They use source depot, which is one of the best source controls I have ever seen.
They need do dogfood it more thoroughly.
To Sean Bergam on MultiSelect:
This is a very lame reason to use VS 2012. You can do it easily (and more intuitively) in VS 2010.
Just multi select your files (using space/shift/Ctrl+A... whatever) and press space.
Also, VS2010 has a tree view option in Pending Changes also, why can't VS2012 have a listview too?
Pending Changes in VS 2012 is a complete ****. In fact VS 2012 in whole is so non intuitive that it is unusable. MS forgot that VS is a developer tool, and developers need to know their changes in a plain view, WE know what we are doing.
DON'T try to teach us what we are doing.
The other big pain point is shelving/unshelving.
I am using VS 2010 just because the UI designers of VS2012 are mentally ********.
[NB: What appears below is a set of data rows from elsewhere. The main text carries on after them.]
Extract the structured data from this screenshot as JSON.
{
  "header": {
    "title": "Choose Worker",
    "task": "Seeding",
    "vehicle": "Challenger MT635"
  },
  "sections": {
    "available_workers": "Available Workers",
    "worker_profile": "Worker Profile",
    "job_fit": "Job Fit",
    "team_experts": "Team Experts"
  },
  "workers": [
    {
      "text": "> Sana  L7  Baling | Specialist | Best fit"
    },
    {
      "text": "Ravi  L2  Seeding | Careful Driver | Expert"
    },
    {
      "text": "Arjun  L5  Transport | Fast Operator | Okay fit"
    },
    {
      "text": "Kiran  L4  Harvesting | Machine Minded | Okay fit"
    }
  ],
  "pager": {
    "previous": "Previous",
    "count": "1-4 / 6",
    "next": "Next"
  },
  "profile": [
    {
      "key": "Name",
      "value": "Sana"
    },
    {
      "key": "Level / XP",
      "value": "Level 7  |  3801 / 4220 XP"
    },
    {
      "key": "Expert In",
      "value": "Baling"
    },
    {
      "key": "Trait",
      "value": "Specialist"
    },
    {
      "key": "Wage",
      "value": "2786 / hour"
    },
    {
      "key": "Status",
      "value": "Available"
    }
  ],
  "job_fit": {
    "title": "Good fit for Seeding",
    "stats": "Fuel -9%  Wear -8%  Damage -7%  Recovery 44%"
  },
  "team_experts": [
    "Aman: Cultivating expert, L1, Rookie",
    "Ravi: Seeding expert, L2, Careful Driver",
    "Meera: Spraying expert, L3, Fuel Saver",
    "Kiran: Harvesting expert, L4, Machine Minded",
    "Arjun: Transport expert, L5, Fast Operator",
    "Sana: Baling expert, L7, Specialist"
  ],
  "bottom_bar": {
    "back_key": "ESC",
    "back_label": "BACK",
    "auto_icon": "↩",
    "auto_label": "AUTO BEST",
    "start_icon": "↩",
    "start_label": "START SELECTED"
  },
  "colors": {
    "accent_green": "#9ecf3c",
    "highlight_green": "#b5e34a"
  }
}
Argument-less comments such as "I like it" or "I dislike it" should be dismissed as a subjective personal like or dislike.
Joberto Diniz commented
I have to disagree, I liked this way.
Vinai Singh commented
Bring back interface similar to 2010..
William Bosacker commented
When dealing with multiple TFS Projects, the repurposed TFS Explorer window fails in all regards. The old setup was extremely easy to use. Being forced to work with one, and only one TFS Project at a time makes it extremely difficult projects that have branches across several TFS Projects, especially during merges. The current design completely fails in this regard.
Sean Bergam commented
I suggest everyone take a deep breath here. :) I was originally VERY frustrated with the Pending Changes UI in VS 2012 and was considering going back to VS 2010 because of it. However, when I realized that you can multi-select and then just right-click to move between Included/Excluded I felt much better. I agree the old one was better, but I can live with this one for now. I really hope the VS team fixes this soon, though (maybe in SP1?)
Also, I really hate that everything is all "metro-y" in VS 2012. Developers need utility, not stylish UI.
Craig Klassen commented
I agree with the original idea's statements and would like to add that it adds a significant amount of overhead in terms of folder structure information.
Before, the file's location was a column that could be used to sort the pending changes list and the information was displayed in one concise column. Now there are several rows that I need to skip over before I view the actual files changed.
Stanley Goldman commented
I'm pretty sure I got the message loud and clear.
"Give up on TFS, go use Git somewhere else."
Mark Sowul commented
I had to go back to 2010. The whole TFS ui in 2012 is such an unbelievably painful mess that I cannot fathom how it went through the entire cycle of design, development, qa without developers rebelling. Either I'm a luddite, or all dissent was crushed. I can't think of a single way in which this "cram everything into one stupid panel" is better.
And not only is the work item association workflow now completely idiotic "oh, you have no 'favorite queries' set up, better click ten times to go change that, and lose your place of course because it's in the same window as 'pending changes'", but it still doesn't have the only thing you really would probably need: the ability to _search for a work item by text_ from the pending changes area.
Want to compare your changes before you check in? Oh, well, have fun right-clicking on every file. And clicking and dragging to include/exclude is so much easier and clearer than a list with checkboxes. Well, done, chaps!
Ugh. Since MS seems intent on committing suicide with every product these days, which is a damned shame.
I really, really, really want it back
Ex - Loyal Microsoft Customer commented
They changed it because since Bill left, Microsoft has been invaded by ******* arrogant morons. Take Windows 8 for example... Everything they touch these days TURNS TO ****
Just give them time to keep shooting themselves in the foot by not listening to what their customers actually want - eventually their arrogance will finally shut them down for good.